• [YOUR INSTRUCTIONS]
Could you say how many lines in the entries contain the string "points"? Give only that number.

• [DATA FOR ANALYSIS]
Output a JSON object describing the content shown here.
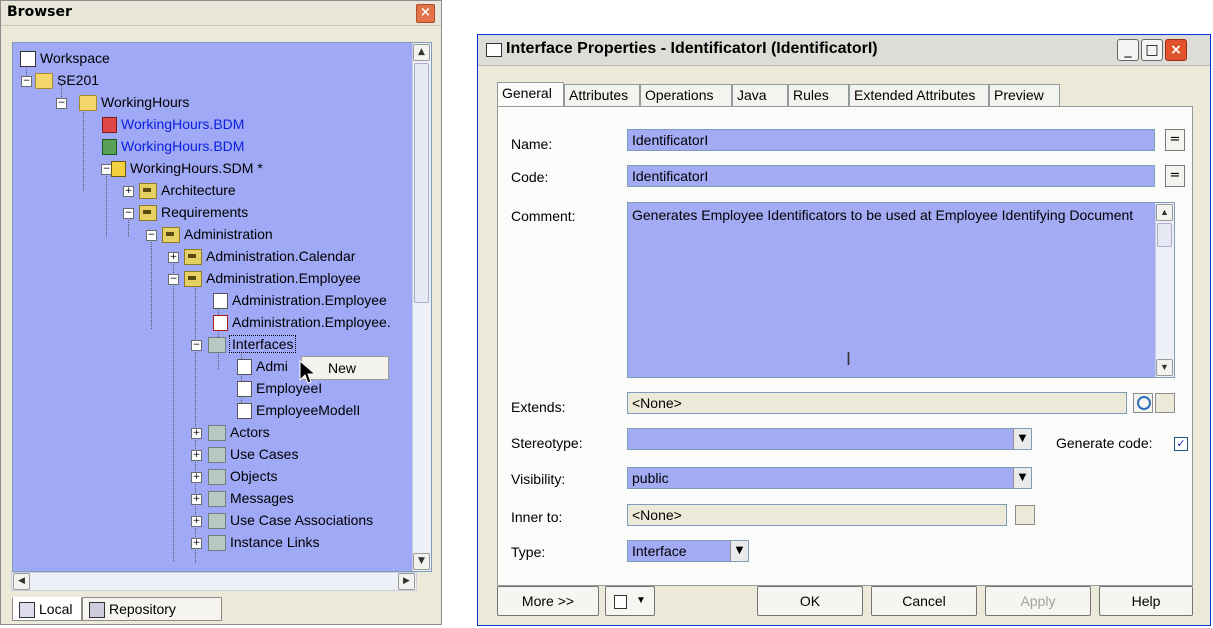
{
  "browser": {
    "title": "Browser",
    "tree": [
      {
        "label": "Workspace",
        "icon": "workspace-icon",
        "color": "default"
      },
      {
        "label": "SE201",
        "icon": "folder-icon",
        "color": "default"
      },
      {
        "label": "WorkingHours",
        "icon": "folder-icon",
        "color": "default"
      },
      {
        "label": "WorkingHours.BDM",
        "icon": "bdm-model-icon",
        "color": "blue"
      },
      {
        "label": "WorkingHours.BDM",
        "icon": "bdm-model-icon",
        "color": "blue"
      },
      {
        "label": "WorkingHours.SDM *",
        "icon": "sdm-model-icon",
        "color": "default"
      },
      {
        "label": "Architecture",
        "icon": "package-icon",
        "color": "default"
      },
      {
        "label": "Requirements",
        "icon": "package-icon",
        "color": "default"
      },
      {
        "label": "Administration",
        "icon": "package-icon",
        "color": "default"
      },
      {
        "label": "Administration.Calendar",
        "icon": "package-icon",
        "color": "default"
      },
      {
        "label": "Administration.Employee",
        "icon": "package-icon",
        "color": "default"
      },
      {
        "label": "Administration.Employee",
        "icon": "diagram-icon",
        "color": "default"
      },
      {
        "label": "Administration.Employee.",
        "icon": "diagram-icon",
        "color": "default"
      },
      {
        "label": "Interfaces",
        "icon": "folder-icon",
        "color": "default"
      },
      {
        "label": "Admi",
        "icon": "interface-icon",
        "color": "default"
      },
      {
        "label": "EmployeeI",
        "icon": "interface-icon",
        "color": "default"
      },
      {
        "label": "EmployeeModelI",
        "icon": "interface-icon",
        "color": "default"
      },
      {
        "label": "Actors",
        "icon": "folder-icon",
        "color": "default"
      },
      {
        "label": "Use Cases",
        "icon": "folder-icon",
        "color": "default"
      },
      {
        "label": "Objects",
        "icon": "folder-icon",
        "color": "default"
      },
      {
        "label": "Messages",
        "icon": "folder-icon",
        "color": "default"
      },
      {
        "label": "Use Case Associations",
        "icon": "folder-icon",
        "color": "default"
      },
      {
        "label": "Instance Links",
        "icon": "folder-icon",
        "color": "default"
      }
    ],
    "context_menu": {
      "item": "New"
    },
    "tabs": [
      "Local",
      "Repository"
    ]
  },
  "dialog": {
    "title": "Interface Properties - IdentificatorI (IdentificatorI)",
    "tabs": [
      "General",
      "Attributes",
      "Operations",
      "Java",
      "Rules",
      "Extended Attributes",
      "Preview"
    ],
    "labels": {
      "name": "Name:",
      "code": "Code:",
      "comment": "Comment:",
      "extends": "Extends:",
      "stereotype": "Stereotype:",
      "visibility": "Visibility:",
      "inner_to": "Inner to:",
      "type": "Type:",
      "generate_code": "Generate code:"
    },
    "values": {
      "name": "IdentificatorI",
      "code": "IdentificatorI",
      "comment": "Generates Employee Identificators to be used at Employee Identifying Document",
      "extends": "<None>",
      "stereotype": "",
      "visibility": "public",
      "inner_to": "<None>",
      "type": "Interface",
      "generate_code": true
    },
    "eq_button": "=",
    "buttons": {
      "more": "More >>",
      "ok": "OK",
      "cancel": "Cancel",
      "apply": "Apply",
      "help": "Help"
    }
  }
}
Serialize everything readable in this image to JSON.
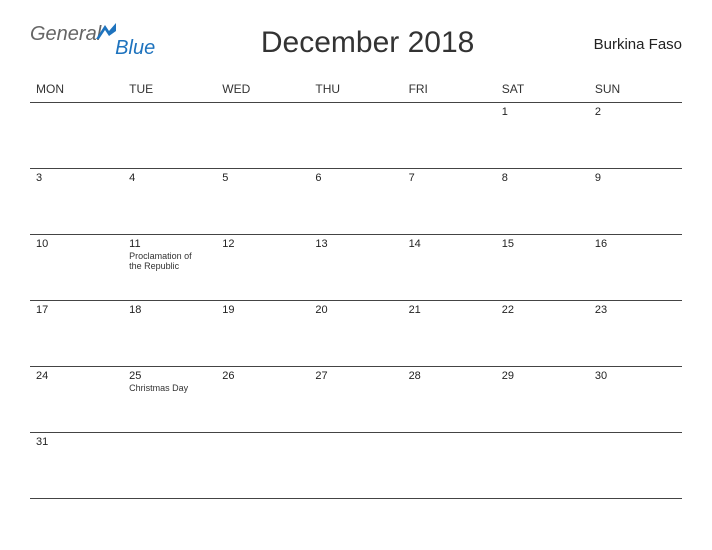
{
  "logo": {
    "word1": "General",
    "word2": "Blue"
  },
  "title": "December 2018",
  "country": "Burkina Faso",
  "dayHeaders": [
    "MON",
    "TUE",
    "WED",
    "THU",
    "FRI",
    "SAT",
    "SUN"
  ],
  "weeks": [
    [
      {
        "n": ""
      },
      {
        "n": ""
      },
      {
        "n": ""
      },
      {
        "n": ""
      },
      {
        "n": ""
      },
      {
        "n": "1"
      },
      {
        "n": "2"
      }
    ],
    [
      {
        "n": "3"
      },
      {
        "n": "4"
      },
      {
        "n": "5"
      },
      {
        "n": "6"
      },
      {
        "n": "7"
      },
      {
        "n": "8"
      },
      {
        "n": "9"
      }
    ],
    [
      {
        "n": "10"
      },
      {
        "n": "11",
        "e": "Proclamation of the Republic"
      },
      {
        "n": "12"
      },
      {
        "n": "13"
      },
      {
        "n": "14"
      },
      {
        "n": "15"
      },
      {
        "n": "16"
      }
    ],
    [
      {
        "n": "17"
      },
      {
        "n": "18"
      },
      {
        "n": "19"
      },
      {
        "n": "20"
      },
      {
        "n": "21"
      },
      {
        "n": "22"
      },
      {
        "n": "23"
      }
    ],
    [
      {
        "n": "24"
      },
      {
        "n": "25",
        "e": "Christmas Day"
      },
      {
        "n": "26"
      },
      {
        "n": "27"
      },
      {
        "n": "28"
      },
      {
        "n": "29"
      },
      {
        "n": "30"
      }
    ],
    [
      {
        "n": "31"
      },
      {
        "n": ""
      },
      {
        "n": ""
      },
      {
        "n": ""
      },
      {
        "n": ""
      },
      {
        "n": ""
      },
      {
        "n": ""
      }
    ]
  ]
}
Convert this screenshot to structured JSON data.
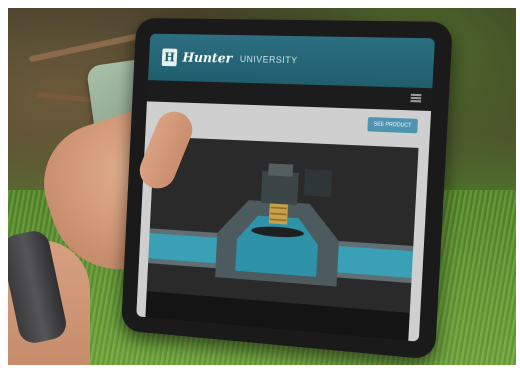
{
  "app": {
    "logo_letter": "H",
    "brand_name": "Hunter",
    "brand_sub": "UNIVERSITY"
  },
  "toolbar": {
    "action_label": "SEE PRODUCT"
  },
  "icons": {
    "menu": "hamburger-menu-icon",
    "logo": "hunter-logo-icon"
  },
  "colors": {
    "header": "#1f5e6d",
    "action_button": "#4e93b0",
    "grass": "#6fa33e"
  }
}
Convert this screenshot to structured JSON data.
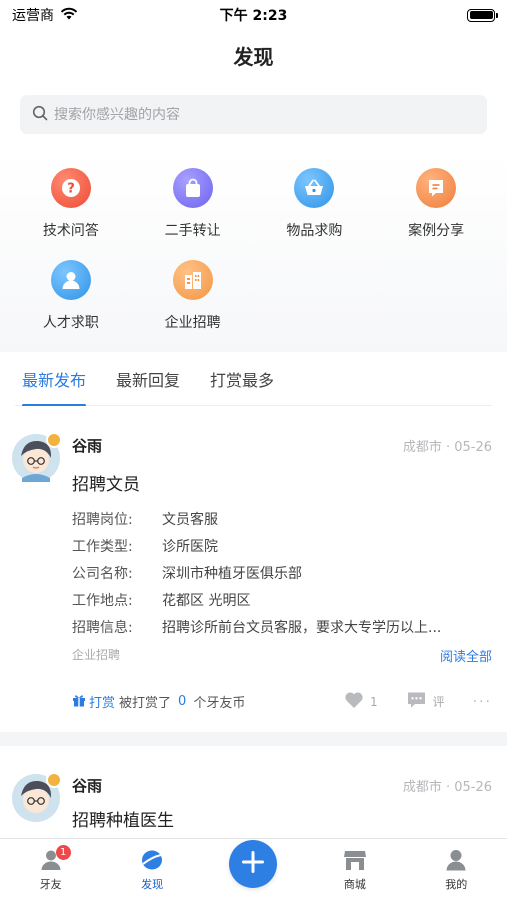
{
  "status_bar": {
    "carrier": "运营商",
    "time": "下午 2:23"
  },
  "nav": {
    "title": "发现"
  },
  "search": {
    "placeholder": "搜索你感兴趣的内容"
  },
  "categories": [
    {
      "label": "技术问答",
      "icon": "question-icon",
      "color": "#f05b47"
    },
    {
      "label": "二手转让",
      "icon": "bag-icon",
      "color": "#7f72f2"
    },
    {
      "label": "物品求购",
      "icon": "basket-icon",
      "color": "#3ea2ec"
    },
    {
      "label": "案例分享",
      "icon": "share-doc-icon",
      "color": "#f2914a"
    },
    {
      "label": "人才求职",
      "icon": "person-icon",
      "color": "#3ea2ec"
    },
    {
      "label": "企业招聘",
      "icon": "building-icon",
      "color": "#f5a04e"
    }
  ],
  "tabs": [
    {
      "label": "最新发布",
      "active": true
    },
    {
      "label": "最新回复",
      "active": false
    },
    {
      "label": "打赏最多",
      "active": false
    }
  ],
  "posts": [
    {
      "author": "谷雨",
      "meta": "成都市 · 05-26",
      "title": "招聘文员",
      "fields": [
        {
          "label": "招聘岗位:",
          "value": "文员客服"
        },
        {
          "label": "工作类型:",
          "value": "诊所医院"
        },
        {
          "label": "公司名称:",
          "value": "深圳市种植牙医俱乐部"
        },
        {
          "label": "工作地点:",
          "value": "花都区 光明区"
        },
        {
          "label": "招聘信息:",
          "value": "招聘诊所前台文员客服，要求大专学历以上..."
        }
      ],
      "tag": "企业招聘",
      "read_all": "阅读全部",
      "reward_label": "打赏",
      "reward_text_before": "被打赏了",
      "reward_count": "0",
      "reward_text_after": "个牙友币",
      "likes": "1",
      "comment_label": "评",
      "more": "···"
    },
    {
      "author": "谷雨",
      "meta": "成都市 · 05-26",
      "title": "招聘种植医生"
    }
  ],
  "tab_bar": [
    {
      "label": "牙友",
      "icon": "user-icon",
      "badge": "1"
    },
    {
      "label": "发现",
      "icon": "discover-icon",
      "active": true
    },
    {
      "label": "",
      "icon": "plus-icon"
    },
    {
      "label": "商城",
      "icon": "shop-icon"
    },
    {
      "label": "我的",
      "icon": "profile-icon"
    }
  ],
  "colors": {
    "accent": "#2b7ce0",
    "badge": "#f04848"
  }
}
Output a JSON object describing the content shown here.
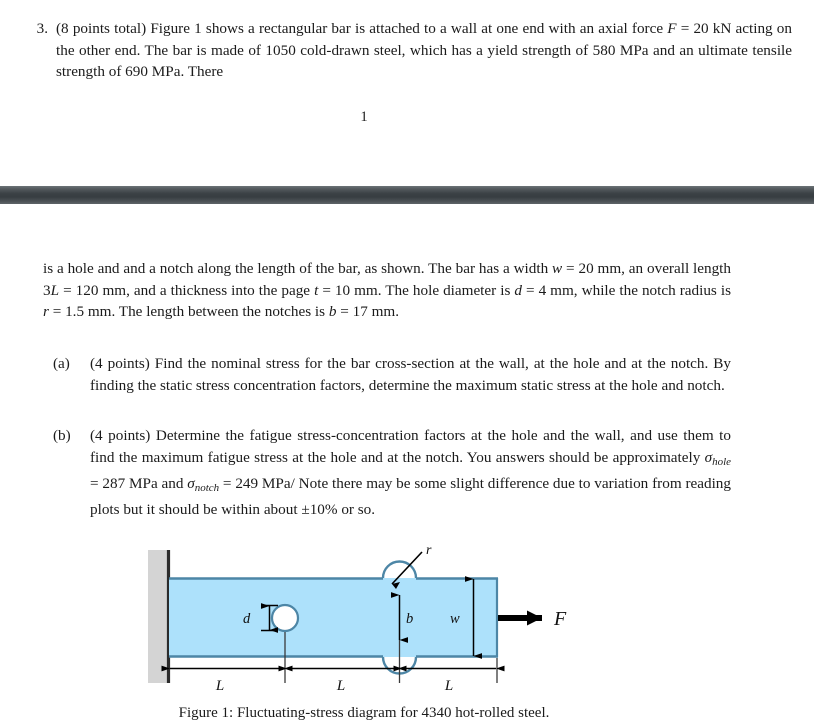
{
  "document": {
    "page_number": "1",
    "problem": {
      "number": "3.",
      "line1_a": "(8 points total) Figure 1 shows a rectangular bar is attached to a wall at one end with an axial force ",
      "var_F": "F",
      "line1_b": " = 20 kN acting on the other end. The bar is made of 1050 cold-drawn steel, which has a yield strength of 580 MPa and an ultimate tensile strength of 690 MPa. There"
    },
    "continued": {
      "seg1": "is a hole and and a notch along the length of the bar, as shown. The bar has a width ",
      "var_w": "w",
      "seg2": " = 20 mm, an overall length 3",
      "var_L": "L",
      "seg3": " = 120 mm, and a thickness into the page ",
      "var_t": "t",
      "seg4": " = 10 mm. The hole diameter is ",
      "var_d": "d",
      "seg5": " = 4 mm, while the notch radius is ",
      "var_r": "r",
      "seg6": " = 1.5 mm. The length between the notches is ",
      "var_b": "b",
      "seg7": " = 17 mm."
    },
    "part_a": {
      "label": "(a)",
      "text": "(4 points) Find the nominal stress for the bar cross-section at the wall, at the hole and at the notch. By finding the static stress concentration factors, determine the maximum static stress at the hole and notch."
    },
    "part_b": {
      "label": "(b)",
      "seg1": "(4 points) Determine the fatigue stress-concentration factors at the hole and the wall, and use them to find the maximum fatigue stress at the hole and at the notch. You answers should be approximately ",
      "sigma": "σ",
      "sub_hole": "hole",
      "seg2": " = 287 MPa and ",
      "sigma2": "σ",
      "sub_notch": "notch",
      "seg3": " = 249 MPa/ Note there may be some slight difference due to variation from reading plots but it should be within about ±10% or so."
    },
    "figure": {
      "caption": "Figure 1: Fluctuating-stress diagram for 4340 hot-rolled steel.",
      "labels": {
        "radius": "r",
        "diameter": "d",
        "between_notches": "b",
        "width": "w",
        "force": "F",
        "length_1": "L",
        "length_2": "L",
        "length_3": "L"
      },
      "colors": {
        "bar_fill": "#ade1fb",
        "bar_stroke": "#4d86a6",
        "wall_fill": "#d4d4d4",
        "wall_edge": "#2a2a2a",
        "dimension_line": "#000000"
      }
    },
    "separator": {
      "color_top": "#6d7478",
      "color_mid": "#383e42",
      "color_bottom": "#5e6569"
    }
  }
}
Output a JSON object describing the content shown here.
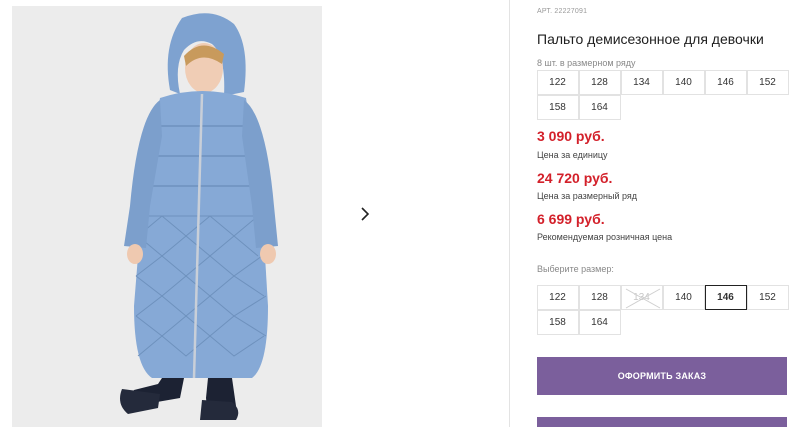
{
  "product": {
    "article": "АРТ. 22227091",
    "title": "Пальто демисезонное для девочки",
    "pack_note": "8 шт. в размерном ряду"
  },
  "size_row": [
    "122",
    "128",
    "134",
    "140",
    "146",
    "152",
    "158",
    "164"
  ],
  "prices": [
    {
      "value": "3 090 руб.",
      "label": "Цена за единицу"
    },
    {
      "value": "24 720 руб.",
      "label": "Цена за размерный ряд"
    },
    {
      "value": "6 699 руб.",
      "label": "Рекомендуемая розничная цена"
    }
  ],
  "size_picker": {
    "label": "Выберите размер:",
    "sizes": [
      "122",
      "128",
      "134",
      "140",
      "146",
      "152",
      "158",
      "164"
    ],
    "selected": "146",
    "unavailable": [
      "134"
    ]
  },
  "actions": {
    "order_label": "ОФОРМИТЬ ЗАКАЗ"
  },
  "colors": {
    "accent": "#7b5f9c",
    "price": "#d3202a"
  },
  "icons": {
    "next": "chevron-right-icon"
  }
}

• [OUTPUT FOR THIS EXERCISE]
3